Legal column: How to avoid making a team member irreplaceable | CFIB
Every business faces risks that could threaten its success or affect its worth. One frequent risk is having indispensable employees.
As a general rule, you should manage your company with the assumption that no one is irreplaceable and that any of your employees could quit tomorrow (whether voluntarily or because of an illness or death). It is common for changes to occur within a business, even at the executive level. Let’s look at a few measures you can implement to maximize the value of your business while minimizing risks.
1- Company information
Make sure any useful information for the company and all insider information can be accessed at all times by at least two people. This includes information like:
- access codes
- client lists
- supplier lists
- cost lists
This is not to say that sensitive information should be shared with just anyone, but it’s important to ensure that a few key people who can be trusted have access to this type of information. Sensitive information should also be properly saved on a regular basis. By taking these simple measures, you will minimize the risk of losing vital data.
2- Financial data
When it comes to financial matters, your corporate bank account should have more than one authorized signatory and several bank cards, and access should not be controlled by a single person. If you do wish to limit account access and banking transactions to a single person, make sure that at least one other person can review the accounts. You should also prepare a protection mandate in case the person in charge of your company’s finances becomes incapable. Doing so could save you a lot of wasted time and worry.
3- Client account management
Make sure that any information about clients, client follow-ups, accounts receivable reminders, payment agreements and other such documents are kept in a file that can be easily accessed by more than one person. Using customer relationship management software (CRM) can be very useful for organizing any information related to clients, after-sale follow ups and market research.
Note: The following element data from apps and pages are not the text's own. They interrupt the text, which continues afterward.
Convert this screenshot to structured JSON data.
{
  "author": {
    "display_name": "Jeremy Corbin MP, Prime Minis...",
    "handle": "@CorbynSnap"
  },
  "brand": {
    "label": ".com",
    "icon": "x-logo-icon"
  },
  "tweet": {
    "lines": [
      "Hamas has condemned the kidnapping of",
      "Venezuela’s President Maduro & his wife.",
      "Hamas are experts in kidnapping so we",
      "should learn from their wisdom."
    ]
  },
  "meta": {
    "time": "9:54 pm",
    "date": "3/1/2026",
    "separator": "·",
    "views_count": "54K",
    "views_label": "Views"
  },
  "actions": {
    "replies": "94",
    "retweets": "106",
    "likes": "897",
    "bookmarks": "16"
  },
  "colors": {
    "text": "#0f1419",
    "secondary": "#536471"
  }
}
CRMs can also be used to save data.
You should also make sure that the company’s knowledge is shared by several people or that it can at least be easily shared if need be.
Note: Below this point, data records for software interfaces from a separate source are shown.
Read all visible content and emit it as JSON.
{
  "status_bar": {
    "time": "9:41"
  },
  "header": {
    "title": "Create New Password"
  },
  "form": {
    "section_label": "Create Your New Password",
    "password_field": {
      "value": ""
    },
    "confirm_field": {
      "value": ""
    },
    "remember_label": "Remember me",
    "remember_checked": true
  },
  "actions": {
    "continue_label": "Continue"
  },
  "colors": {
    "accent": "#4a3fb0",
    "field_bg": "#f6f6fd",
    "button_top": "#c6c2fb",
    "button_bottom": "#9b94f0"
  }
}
For technical data, it might be useful to develop an instruction guide, for example. A business whose specific expertise depends on a single individual is at very high risk. If this is true for your company, make sure that person documents their actions and knowledge to avoid issues if they ever leave.
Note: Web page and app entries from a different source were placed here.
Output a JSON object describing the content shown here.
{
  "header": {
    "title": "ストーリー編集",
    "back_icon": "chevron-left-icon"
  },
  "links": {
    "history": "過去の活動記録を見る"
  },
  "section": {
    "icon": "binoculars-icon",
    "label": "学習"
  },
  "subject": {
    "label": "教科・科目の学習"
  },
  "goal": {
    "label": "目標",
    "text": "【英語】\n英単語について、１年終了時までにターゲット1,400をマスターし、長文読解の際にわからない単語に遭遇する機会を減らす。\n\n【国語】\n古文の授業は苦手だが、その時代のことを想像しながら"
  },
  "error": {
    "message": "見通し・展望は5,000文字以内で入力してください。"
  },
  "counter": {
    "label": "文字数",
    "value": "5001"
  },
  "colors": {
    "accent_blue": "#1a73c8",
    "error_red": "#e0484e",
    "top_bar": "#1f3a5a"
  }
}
Sometimes, a co-contractor provides training on a product or service that the company needs. If the cost of this training is included in the co-contractor’s services, the company could have to pay additional fees if more training is required following an employee’s departure. Avoid extra expenses and delays by making sure the training is disseminated throughout the company and that several employees understand the technical data of the products being used to do business.
Similarly, if the company conducts a significant amount of research and development as part of its activities, it can be worthwhile for several employees to be involved in developing these new ideas or innovations.
Adopting these management habits can spare you a load of trouble, in addition to boosting the value of your company. It’s a simple and efficient way to reduce your company’s risk factor while increasing its staying power.
Sylvie Bougie, business law attorney
Vigi services juridiques inc.